Stored items:
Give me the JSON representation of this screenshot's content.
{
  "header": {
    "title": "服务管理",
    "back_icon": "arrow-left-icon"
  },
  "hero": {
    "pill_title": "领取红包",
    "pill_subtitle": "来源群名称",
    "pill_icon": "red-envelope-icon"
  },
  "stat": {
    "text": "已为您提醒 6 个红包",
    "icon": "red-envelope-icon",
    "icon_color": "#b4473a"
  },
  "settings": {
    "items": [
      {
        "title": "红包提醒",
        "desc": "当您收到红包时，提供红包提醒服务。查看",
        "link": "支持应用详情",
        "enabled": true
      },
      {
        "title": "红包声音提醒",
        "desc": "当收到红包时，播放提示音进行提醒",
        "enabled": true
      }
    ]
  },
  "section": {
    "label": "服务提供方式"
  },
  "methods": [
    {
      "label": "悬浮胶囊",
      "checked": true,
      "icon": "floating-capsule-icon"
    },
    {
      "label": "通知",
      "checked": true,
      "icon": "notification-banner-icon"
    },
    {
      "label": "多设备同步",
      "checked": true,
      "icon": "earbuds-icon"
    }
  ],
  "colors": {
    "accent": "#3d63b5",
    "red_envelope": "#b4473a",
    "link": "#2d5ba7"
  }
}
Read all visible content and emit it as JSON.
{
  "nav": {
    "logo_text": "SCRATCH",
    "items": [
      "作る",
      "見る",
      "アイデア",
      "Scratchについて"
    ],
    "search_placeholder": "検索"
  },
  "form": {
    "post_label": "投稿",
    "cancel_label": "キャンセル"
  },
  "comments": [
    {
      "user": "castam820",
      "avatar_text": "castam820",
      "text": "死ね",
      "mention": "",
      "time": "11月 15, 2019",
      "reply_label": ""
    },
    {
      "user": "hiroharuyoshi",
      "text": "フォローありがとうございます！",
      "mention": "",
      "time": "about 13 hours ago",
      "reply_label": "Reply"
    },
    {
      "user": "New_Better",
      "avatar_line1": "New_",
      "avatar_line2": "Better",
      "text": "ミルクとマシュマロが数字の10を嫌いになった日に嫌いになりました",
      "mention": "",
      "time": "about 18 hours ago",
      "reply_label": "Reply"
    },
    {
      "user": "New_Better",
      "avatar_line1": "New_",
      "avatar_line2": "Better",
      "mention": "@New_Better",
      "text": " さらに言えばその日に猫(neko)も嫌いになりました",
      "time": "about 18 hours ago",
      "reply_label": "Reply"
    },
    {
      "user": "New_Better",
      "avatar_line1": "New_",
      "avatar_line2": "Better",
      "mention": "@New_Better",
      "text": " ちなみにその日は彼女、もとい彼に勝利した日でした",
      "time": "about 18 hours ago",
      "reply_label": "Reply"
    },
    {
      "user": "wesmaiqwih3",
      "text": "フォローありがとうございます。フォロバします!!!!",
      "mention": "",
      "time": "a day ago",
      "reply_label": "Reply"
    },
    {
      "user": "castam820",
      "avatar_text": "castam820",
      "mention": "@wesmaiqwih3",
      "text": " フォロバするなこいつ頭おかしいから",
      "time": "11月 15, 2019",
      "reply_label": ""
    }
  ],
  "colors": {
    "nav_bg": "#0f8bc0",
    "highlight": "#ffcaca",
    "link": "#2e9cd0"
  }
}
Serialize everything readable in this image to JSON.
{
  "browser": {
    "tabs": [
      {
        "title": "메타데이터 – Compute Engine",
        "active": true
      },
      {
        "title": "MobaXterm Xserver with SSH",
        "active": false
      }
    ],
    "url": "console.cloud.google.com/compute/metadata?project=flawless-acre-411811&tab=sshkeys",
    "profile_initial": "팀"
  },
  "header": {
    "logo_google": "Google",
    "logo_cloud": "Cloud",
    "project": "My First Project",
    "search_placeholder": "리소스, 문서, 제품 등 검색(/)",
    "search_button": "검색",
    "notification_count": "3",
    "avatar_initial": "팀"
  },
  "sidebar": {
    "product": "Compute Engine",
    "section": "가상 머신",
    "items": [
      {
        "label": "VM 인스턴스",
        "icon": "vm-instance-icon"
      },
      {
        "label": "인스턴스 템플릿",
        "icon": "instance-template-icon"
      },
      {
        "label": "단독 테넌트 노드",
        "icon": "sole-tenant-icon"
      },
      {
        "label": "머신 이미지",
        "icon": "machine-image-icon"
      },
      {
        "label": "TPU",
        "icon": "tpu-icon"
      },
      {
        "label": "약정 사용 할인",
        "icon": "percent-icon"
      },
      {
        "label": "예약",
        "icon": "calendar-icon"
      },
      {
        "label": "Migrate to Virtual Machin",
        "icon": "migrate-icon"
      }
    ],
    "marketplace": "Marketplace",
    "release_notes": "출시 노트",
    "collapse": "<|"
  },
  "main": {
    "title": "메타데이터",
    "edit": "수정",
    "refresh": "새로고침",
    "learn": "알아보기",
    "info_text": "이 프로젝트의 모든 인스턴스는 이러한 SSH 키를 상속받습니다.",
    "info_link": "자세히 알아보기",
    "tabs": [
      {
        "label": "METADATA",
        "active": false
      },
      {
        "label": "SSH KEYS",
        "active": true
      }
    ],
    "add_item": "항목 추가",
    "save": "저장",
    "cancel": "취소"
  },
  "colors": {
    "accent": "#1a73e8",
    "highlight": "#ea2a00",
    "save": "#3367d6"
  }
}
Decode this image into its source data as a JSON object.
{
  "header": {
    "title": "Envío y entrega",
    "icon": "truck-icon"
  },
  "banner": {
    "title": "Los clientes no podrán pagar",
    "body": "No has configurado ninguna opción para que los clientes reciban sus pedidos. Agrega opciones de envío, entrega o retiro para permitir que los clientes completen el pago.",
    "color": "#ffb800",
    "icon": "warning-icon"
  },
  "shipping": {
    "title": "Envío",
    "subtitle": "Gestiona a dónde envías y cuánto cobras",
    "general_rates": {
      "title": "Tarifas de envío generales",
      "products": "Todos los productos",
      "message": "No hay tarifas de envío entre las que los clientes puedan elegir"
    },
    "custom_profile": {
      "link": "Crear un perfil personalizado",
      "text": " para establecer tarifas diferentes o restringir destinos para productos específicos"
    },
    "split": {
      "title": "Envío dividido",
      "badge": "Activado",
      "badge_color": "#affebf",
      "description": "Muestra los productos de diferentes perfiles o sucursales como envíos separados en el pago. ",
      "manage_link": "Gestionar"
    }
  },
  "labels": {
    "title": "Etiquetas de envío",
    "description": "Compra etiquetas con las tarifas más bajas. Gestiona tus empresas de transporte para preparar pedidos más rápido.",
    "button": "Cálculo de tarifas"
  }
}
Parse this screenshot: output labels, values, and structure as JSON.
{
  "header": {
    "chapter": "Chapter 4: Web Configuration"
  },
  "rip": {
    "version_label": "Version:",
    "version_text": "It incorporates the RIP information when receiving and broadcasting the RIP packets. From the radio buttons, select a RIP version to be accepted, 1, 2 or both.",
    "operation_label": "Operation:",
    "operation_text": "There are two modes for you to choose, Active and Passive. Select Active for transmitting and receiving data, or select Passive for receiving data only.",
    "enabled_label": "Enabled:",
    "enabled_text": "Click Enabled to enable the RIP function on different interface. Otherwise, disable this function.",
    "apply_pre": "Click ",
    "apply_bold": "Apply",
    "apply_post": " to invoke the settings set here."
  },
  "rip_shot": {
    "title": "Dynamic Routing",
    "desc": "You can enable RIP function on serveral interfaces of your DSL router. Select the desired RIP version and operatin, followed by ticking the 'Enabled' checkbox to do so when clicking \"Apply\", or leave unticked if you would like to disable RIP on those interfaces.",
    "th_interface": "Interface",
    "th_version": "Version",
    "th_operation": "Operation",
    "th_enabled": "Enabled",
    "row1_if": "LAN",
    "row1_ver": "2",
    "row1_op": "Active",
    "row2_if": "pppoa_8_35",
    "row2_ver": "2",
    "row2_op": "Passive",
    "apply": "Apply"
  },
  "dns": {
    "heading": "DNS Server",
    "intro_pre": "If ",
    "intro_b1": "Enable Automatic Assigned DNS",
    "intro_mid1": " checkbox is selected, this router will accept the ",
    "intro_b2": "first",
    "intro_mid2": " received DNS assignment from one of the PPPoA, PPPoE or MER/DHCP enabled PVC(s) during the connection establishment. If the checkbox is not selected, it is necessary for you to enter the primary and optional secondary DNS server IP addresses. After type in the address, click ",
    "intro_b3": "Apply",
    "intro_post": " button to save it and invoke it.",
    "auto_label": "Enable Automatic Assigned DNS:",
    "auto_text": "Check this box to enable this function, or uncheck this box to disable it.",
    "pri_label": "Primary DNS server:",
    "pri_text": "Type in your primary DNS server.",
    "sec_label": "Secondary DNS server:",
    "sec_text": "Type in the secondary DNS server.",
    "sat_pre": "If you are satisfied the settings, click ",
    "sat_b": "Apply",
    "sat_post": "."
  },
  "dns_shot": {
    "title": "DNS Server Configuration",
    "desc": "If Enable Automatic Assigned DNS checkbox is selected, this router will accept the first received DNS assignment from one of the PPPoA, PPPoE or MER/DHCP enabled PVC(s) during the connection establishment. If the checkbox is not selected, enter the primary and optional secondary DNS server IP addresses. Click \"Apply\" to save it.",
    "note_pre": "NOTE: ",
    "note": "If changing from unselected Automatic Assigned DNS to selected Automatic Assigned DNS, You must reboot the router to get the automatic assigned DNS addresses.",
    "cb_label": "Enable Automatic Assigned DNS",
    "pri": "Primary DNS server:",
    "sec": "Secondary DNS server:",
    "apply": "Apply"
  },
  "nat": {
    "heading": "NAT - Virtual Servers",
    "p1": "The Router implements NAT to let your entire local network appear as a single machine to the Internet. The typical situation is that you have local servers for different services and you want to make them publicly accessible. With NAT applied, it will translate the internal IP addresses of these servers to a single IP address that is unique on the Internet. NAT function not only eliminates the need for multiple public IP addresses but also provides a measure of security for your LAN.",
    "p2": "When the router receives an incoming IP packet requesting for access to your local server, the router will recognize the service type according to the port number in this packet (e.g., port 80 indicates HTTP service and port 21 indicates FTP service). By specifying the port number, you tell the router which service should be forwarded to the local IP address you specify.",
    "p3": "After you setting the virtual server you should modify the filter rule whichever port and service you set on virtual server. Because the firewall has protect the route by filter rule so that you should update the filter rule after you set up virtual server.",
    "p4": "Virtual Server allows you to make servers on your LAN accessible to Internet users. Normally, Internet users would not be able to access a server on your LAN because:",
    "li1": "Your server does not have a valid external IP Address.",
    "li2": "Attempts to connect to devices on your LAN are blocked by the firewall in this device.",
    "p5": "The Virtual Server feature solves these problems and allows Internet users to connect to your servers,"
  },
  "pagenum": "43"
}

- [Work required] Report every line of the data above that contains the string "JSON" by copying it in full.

- [Expected answer]
Give me the JSON representation of this screenshot's content.
Read all visible content and emit it as JSON.
Serialize everything readable in this image to JSON.
Decode this image into its source data as a JSON object.
Parse this screenshot: output labels, values, and structure as JSON.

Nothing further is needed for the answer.